In the entries below, count each line holding the word "data". Answer with the total alone.
[[ Extracted information open ]]
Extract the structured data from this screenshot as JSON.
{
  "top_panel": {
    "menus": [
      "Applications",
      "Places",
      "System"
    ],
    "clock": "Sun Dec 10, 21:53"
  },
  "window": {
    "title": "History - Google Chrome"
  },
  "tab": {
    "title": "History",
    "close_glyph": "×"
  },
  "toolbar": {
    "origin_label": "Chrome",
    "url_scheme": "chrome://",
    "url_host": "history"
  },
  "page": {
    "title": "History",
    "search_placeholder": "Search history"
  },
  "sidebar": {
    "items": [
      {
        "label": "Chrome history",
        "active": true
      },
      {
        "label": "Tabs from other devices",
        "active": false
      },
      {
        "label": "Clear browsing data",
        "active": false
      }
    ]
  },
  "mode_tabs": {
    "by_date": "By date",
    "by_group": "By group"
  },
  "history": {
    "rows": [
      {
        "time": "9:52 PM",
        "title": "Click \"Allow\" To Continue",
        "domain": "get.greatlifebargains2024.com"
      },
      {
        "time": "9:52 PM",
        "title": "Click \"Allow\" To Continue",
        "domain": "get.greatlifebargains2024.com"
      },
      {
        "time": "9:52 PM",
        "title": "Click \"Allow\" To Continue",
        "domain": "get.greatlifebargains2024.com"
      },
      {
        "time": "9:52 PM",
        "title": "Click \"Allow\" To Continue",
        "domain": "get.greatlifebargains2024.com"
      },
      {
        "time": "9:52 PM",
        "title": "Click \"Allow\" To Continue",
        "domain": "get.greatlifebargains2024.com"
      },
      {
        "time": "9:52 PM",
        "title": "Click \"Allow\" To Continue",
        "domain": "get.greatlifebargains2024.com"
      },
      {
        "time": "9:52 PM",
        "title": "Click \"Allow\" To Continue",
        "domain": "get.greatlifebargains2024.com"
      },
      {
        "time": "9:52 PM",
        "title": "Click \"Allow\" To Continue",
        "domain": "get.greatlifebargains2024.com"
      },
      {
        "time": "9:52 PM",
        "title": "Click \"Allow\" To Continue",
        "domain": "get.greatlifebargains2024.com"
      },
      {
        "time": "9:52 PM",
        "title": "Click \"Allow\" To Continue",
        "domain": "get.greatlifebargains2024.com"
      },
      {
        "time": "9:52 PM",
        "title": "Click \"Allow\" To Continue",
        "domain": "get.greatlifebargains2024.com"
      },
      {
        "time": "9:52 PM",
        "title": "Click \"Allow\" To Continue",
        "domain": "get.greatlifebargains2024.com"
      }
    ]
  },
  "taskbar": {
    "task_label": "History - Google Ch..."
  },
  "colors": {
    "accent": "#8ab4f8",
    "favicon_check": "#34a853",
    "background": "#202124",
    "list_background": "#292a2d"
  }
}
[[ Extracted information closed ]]
Exercise response → 2